Single claimants under 35
Single claimants aged under 35 years who live on their own are entitled to the standard rate for a room in shared accommodation.
The broad rental market area
The broad rental market area is set by the Rent Officer and the whole of the East Ayrshire Council area is one broad rental market area.
Setting Local Housing Allowance
The Rent Officer sets the Local Housing Allowance rate for different sized properties within the broad rental market area.
The Local Housing Allowance rates are set in April each year and will not change during the year, even if your rent changes.
Duration of Local Housing Allowance
We will apply the Local Housing Allowance rate from the date you apply for Housing Benefit. It will be re-assessed by us in April each year if the Department for Work and Pensions has agreed to an increase in the rates. If you have a rent increase during that time you will need to pay this yourself as we do not take this into account. We will re-assess your claim if the number of people in the house changes.
Local Housing Allowance payments
Local Housing Allowance is almost always paid direct to the claimant either every two or four weeks direct into your bank account using BACS payment depending on whether rent is charged on a weekly or monthly basis.
It is advisable for tenants who do not already hold a bank or building society account to open one (BACS payments cannot be paid into Post Office accounts). Basic bank accounts are available from most banks, building societies and credit unions.
Payments made by BACS will go into your bank account on the Tuesday following the date it is due.
We can, in certain cases, make payment direct to the landlord but we will only do this where we think a tenant will have serious problems in paying their rent, managing their own affairs, or where the landlord has reduced the rent they are charging in order for a tenant to be able to take on the tenancy.
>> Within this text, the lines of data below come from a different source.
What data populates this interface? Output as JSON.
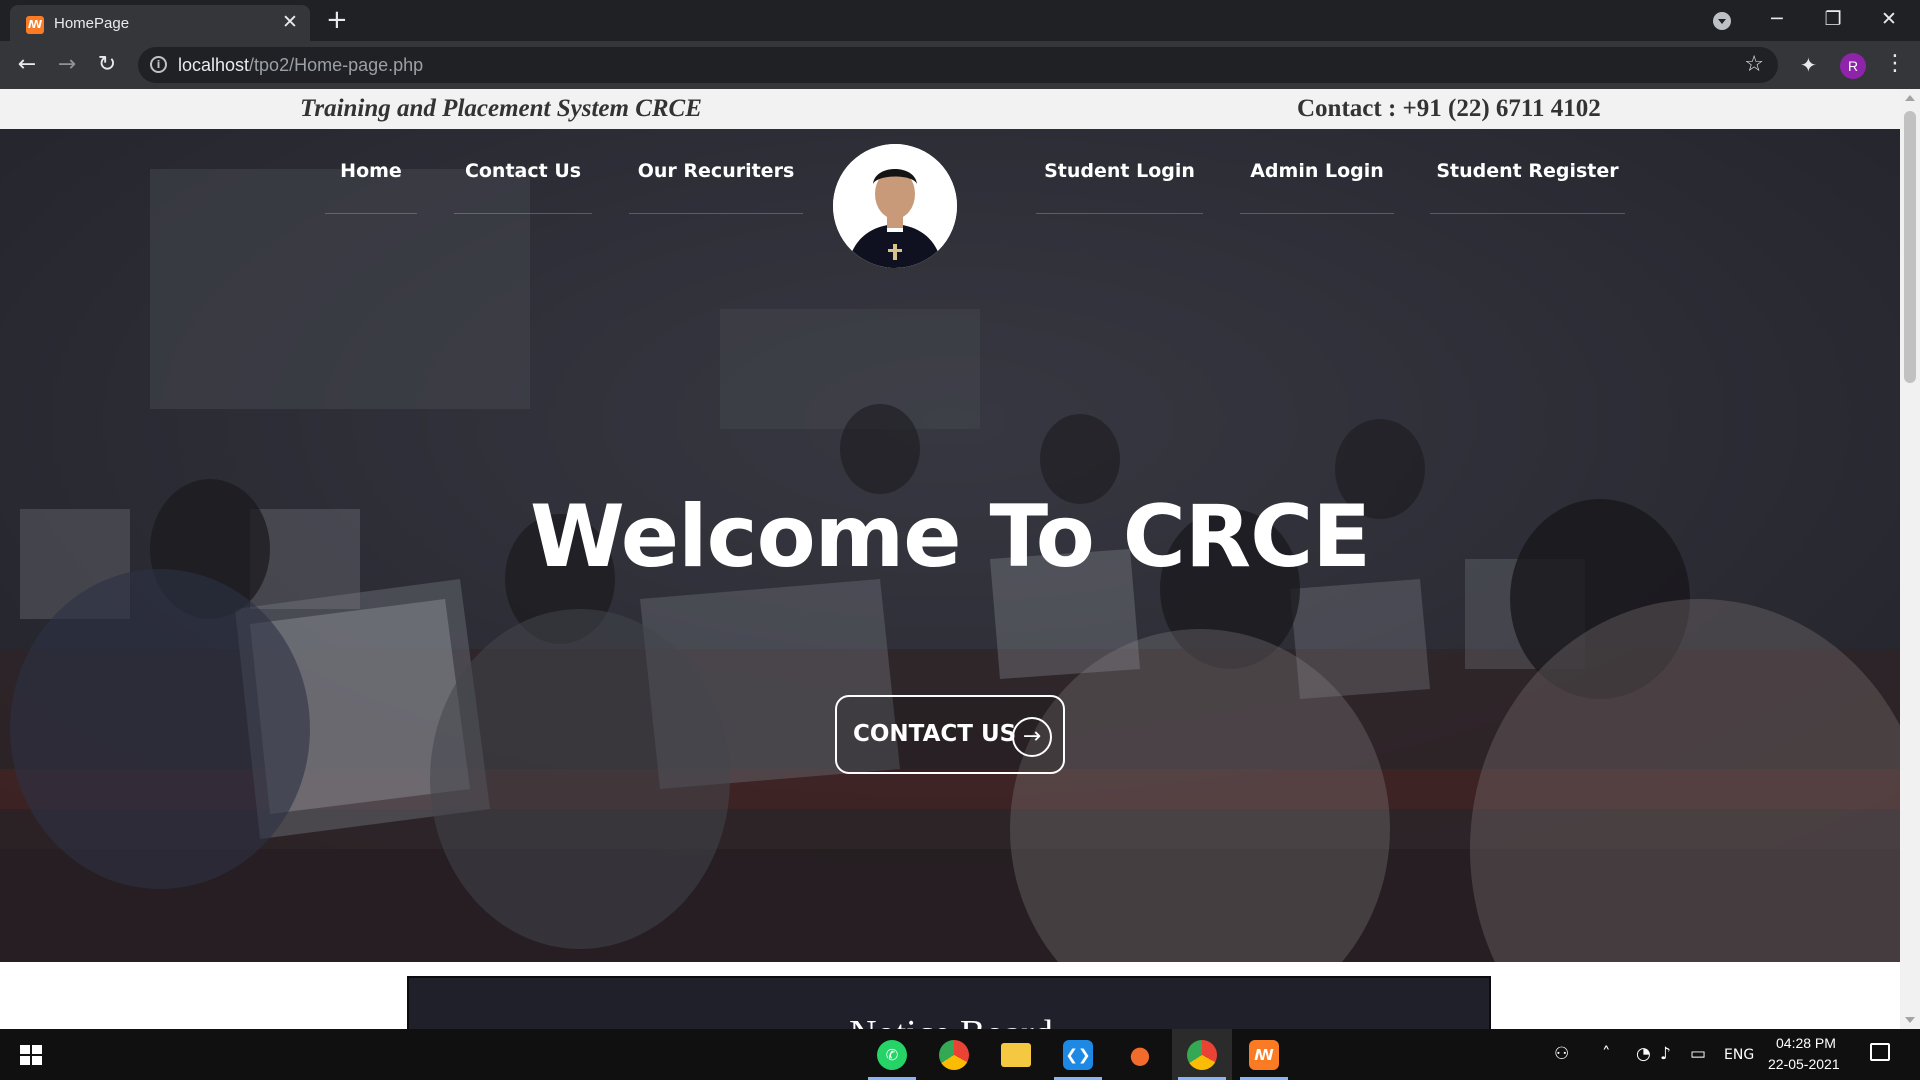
{
  "browser": {
    "tab_title": "HomePage",
    "tab_close": "✕",
    "new_tab": "+",
    "url_host": "localhost",
    "url_path": "/tpo2/Home-page.php",
    "profile_initial": "R",
    "window_controls": [
      "─",
      "❐",
      "✕"
    ]
  },
  "page": {
    "header_title": "Training and Placement System CRCE",
    "header_contact": "Contact : +91 (22) 6711 4102",
    "nav": [
      {
        "label": "Home"
      },
      {
        "label": "Contact Us"
      },
      {
        "label": "Our Recuriters"
      },
      {
        "label": "Student Login"
      },
      {
        "label": "Admin Login"
      },
      {
        "label": "Student Register"
      }
    ],
    "hero_title": "Welcome To CRCE",
    "hero_button": "CONTACT US",
    "notice_title": "Notice Board"
  },
  "taskbar": {
    "lang": "ENG",
    "time": "04:28 PM",
    "date": "22-05-2021",
    "apps": [
      "whatsapp-icon",
      "chrome-icon",
      "file-explorer-icon",
      "vscode-icon",
      "microphone-icon",
      "chrome-icon",
      "xampp-icon"
    ]
  },
  "colors": {
    "chrome_dark": "#202124",
    "chrome_toolbar": "#35363a",
    "topbar_bg": "#f2f2f2",
    "notice_bg": "#1f2029",
    "xampp_orange": "#fb7a24"
  }
}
We will make a decision on every case individually and will always speak to the tenant before we come to a decision. We may ask for evidence to support a claim. The tenant, their landlord or someone acting on their behalf may make the application for payment to go to the landlord.
If a tenant is in arrears of eight weeks or more then we can make payments direct to the landlord.
If we pay the landlord instead of the tenant this will be for a limited period and will be reviewed regularly. If the tenant clears the arrears we will consider reverting back to paying the tenant.
Neither the tenant nor the landlord can appeal against the Local Housing Allowance rate. This is because the level is set for the whole broad rental market area and any change would affect people who are happy with the rate.